● **INSTRUCTIONS TO FOLLOW**
Show every line of the data that includes the word "brands".

● **EXERCISE DATA**
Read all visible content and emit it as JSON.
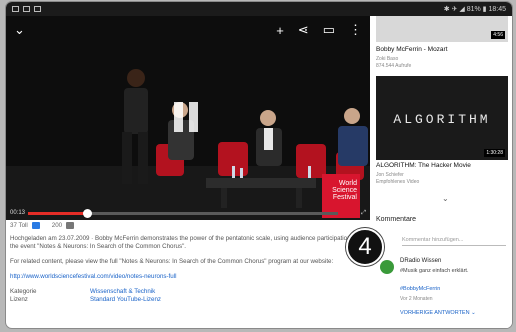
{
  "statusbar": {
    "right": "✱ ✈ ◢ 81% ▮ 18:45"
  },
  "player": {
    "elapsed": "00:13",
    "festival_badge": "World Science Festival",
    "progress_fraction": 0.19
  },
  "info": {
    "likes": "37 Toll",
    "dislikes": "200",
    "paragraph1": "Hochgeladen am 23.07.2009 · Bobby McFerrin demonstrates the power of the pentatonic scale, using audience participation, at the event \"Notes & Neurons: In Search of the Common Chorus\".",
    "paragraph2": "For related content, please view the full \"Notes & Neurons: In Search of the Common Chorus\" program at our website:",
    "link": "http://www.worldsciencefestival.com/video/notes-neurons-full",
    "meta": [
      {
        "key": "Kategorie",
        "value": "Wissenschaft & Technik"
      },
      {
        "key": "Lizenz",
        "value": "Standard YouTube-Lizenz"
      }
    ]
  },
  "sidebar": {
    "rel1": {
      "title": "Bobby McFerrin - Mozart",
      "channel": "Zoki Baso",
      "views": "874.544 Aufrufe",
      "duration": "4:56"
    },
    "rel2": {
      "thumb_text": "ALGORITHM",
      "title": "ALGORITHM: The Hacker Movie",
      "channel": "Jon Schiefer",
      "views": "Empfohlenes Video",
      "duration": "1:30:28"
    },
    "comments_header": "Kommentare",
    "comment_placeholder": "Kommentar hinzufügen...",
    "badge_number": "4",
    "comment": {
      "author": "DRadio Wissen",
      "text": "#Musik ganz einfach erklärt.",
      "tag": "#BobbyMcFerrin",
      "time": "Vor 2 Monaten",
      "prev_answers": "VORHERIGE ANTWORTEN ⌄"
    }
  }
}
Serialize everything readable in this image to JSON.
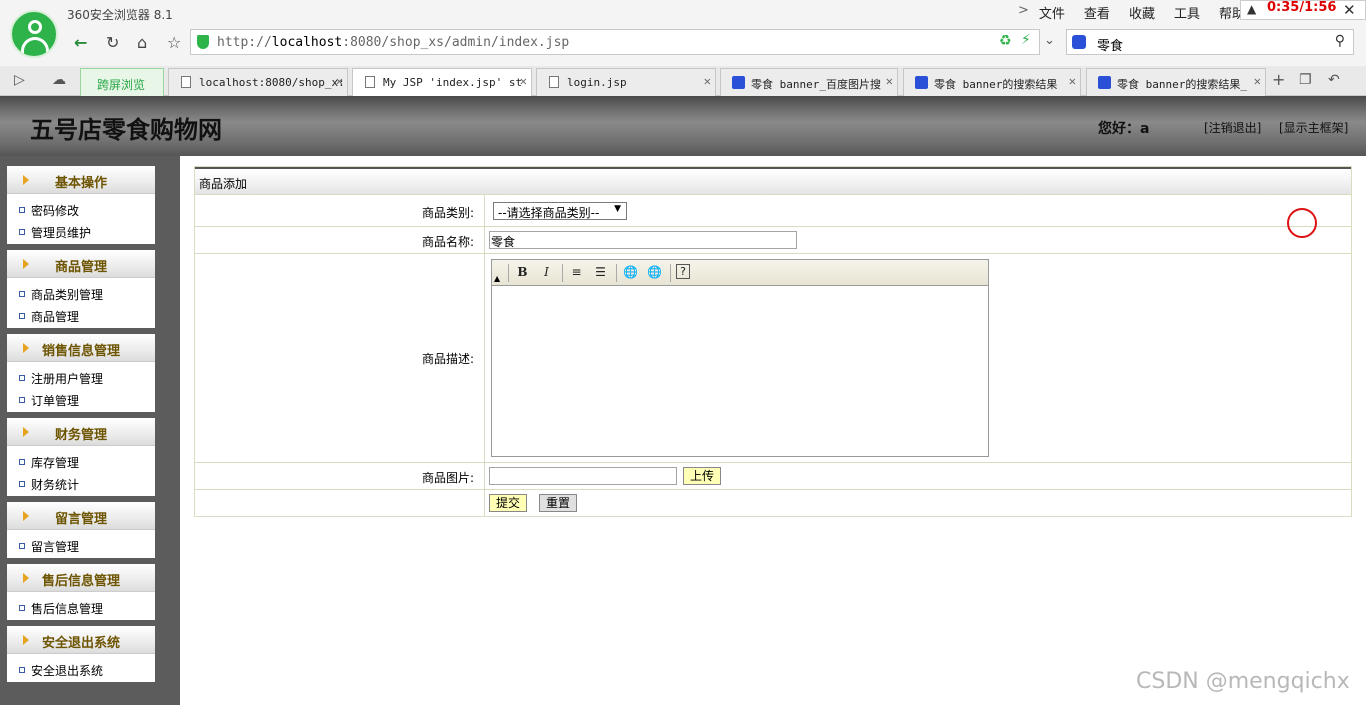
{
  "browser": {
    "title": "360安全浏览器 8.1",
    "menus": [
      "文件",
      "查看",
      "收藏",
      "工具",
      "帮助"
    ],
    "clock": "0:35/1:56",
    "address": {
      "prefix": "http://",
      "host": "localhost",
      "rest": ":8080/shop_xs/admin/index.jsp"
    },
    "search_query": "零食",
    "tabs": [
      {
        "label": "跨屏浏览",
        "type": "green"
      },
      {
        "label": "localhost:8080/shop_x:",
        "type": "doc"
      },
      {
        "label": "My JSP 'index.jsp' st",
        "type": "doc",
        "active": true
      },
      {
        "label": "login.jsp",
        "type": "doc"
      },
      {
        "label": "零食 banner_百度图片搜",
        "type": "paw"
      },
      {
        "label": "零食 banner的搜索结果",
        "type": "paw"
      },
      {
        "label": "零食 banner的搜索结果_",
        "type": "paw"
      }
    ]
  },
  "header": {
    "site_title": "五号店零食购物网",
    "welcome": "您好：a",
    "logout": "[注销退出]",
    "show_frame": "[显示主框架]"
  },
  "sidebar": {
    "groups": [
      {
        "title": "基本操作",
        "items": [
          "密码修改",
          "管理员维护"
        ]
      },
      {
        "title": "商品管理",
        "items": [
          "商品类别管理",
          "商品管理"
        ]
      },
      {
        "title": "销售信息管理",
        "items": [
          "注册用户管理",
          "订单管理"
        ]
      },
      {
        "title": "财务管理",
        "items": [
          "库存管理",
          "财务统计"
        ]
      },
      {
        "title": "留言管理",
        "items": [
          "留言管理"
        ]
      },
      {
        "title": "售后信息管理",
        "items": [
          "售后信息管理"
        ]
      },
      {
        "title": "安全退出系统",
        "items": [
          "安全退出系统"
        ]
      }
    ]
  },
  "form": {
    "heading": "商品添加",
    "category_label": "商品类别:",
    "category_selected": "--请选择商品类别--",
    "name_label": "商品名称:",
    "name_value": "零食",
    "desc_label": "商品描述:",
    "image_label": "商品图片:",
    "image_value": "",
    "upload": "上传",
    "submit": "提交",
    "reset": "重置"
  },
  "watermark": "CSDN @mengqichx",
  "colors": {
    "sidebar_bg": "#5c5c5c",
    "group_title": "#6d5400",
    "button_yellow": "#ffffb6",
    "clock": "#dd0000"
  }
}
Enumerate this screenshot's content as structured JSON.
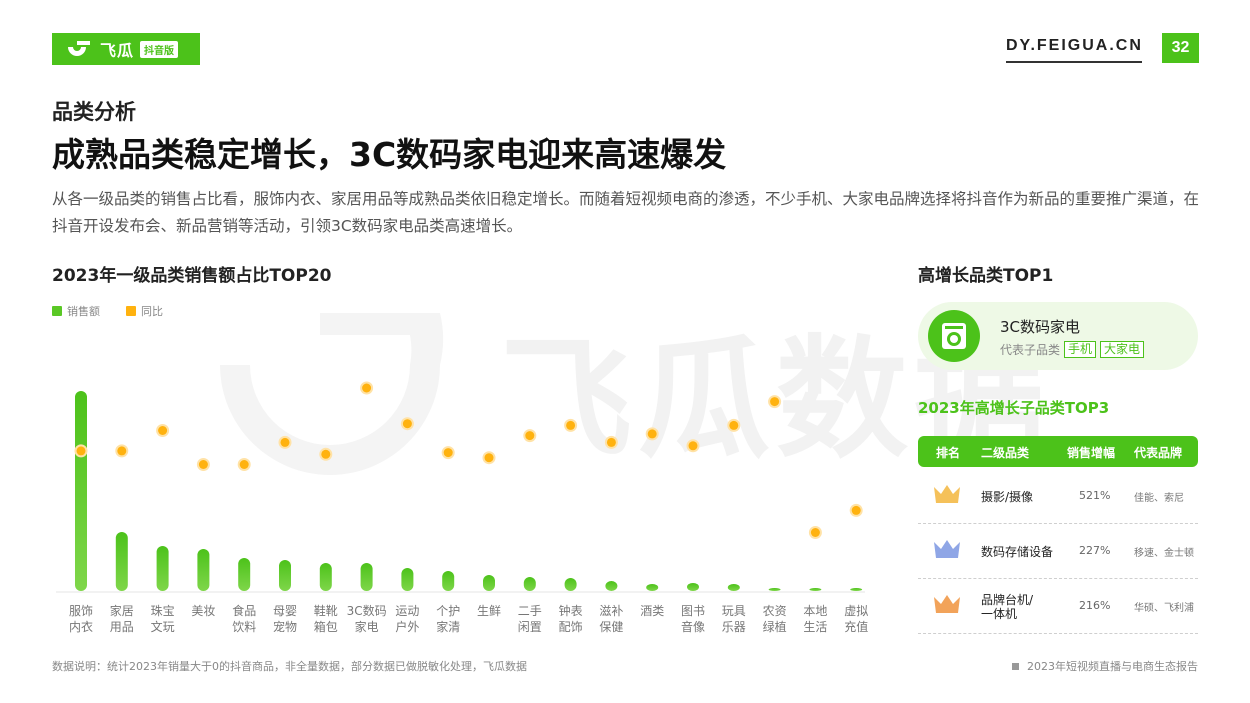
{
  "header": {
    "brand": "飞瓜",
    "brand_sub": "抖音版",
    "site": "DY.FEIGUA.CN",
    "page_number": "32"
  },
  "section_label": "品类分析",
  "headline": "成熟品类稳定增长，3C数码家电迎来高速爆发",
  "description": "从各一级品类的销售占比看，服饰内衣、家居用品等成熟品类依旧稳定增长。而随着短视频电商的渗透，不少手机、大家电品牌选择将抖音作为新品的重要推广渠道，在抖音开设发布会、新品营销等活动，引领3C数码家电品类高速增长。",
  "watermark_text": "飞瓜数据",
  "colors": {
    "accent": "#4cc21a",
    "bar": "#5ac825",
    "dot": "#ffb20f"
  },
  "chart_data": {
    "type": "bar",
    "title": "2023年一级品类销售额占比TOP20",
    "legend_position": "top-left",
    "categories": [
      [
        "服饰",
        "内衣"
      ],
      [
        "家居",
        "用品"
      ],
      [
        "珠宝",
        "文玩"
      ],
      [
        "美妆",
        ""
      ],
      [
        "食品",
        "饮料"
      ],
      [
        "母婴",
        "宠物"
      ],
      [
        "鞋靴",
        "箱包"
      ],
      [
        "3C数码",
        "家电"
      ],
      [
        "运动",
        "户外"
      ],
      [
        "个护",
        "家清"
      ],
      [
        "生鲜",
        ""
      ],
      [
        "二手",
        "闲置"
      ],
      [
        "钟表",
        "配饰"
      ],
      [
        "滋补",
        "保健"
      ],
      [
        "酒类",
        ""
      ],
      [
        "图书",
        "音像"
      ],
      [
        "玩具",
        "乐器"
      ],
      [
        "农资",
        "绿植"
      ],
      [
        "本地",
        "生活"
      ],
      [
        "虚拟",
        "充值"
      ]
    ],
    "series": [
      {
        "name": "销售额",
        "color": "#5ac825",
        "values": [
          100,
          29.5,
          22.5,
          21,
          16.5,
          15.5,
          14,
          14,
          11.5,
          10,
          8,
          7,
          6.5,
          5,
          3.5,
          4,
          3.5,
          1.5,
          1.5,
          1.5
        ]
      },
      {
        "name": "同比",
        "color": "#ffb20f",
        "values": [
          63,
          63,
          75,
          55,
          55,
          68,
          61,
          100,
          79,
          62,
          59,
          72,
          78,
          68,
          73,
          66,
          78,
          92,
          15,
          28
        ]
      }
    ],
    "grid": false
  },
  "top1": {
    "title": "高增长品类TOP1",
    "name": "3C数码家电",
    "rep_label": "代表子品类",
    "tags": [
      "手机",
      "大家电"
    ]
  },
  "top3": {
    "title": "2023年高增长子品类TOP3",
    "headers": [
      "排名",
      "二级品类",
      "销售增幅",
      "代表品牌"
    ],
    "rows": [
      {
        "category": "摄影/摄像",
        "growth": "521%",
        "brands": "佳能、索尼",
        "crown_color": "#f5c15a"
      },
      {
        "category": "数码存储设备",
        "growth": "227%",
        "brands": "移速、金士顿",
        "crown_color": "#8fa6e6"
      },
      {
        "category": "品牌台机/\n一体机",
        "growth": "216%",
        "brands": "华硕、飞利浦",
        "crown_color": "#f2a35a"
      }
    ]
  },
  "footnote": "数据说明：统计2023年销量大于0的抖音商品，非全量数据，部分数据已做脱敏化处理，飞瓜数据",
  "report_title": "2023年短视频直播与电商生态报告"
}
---
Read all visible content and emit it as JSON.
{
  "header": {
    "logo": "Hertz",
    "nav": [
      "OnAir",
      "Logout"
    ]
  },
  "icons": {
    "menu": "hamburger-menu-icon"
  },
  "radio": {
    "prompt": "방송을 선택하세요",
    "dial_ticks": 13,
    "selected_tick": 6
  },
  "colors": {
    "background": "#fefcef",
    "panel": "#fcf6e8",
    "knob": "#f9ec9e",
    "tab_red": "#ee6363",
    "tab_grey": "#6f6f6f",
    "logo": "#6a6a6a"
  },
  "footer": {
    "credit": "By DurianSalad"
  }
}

● **RESPONSE AREA**
        "brands": "佳能、索尼",
        "brands": "移速、金士顿",
        "brands": "华硕、飞利浦",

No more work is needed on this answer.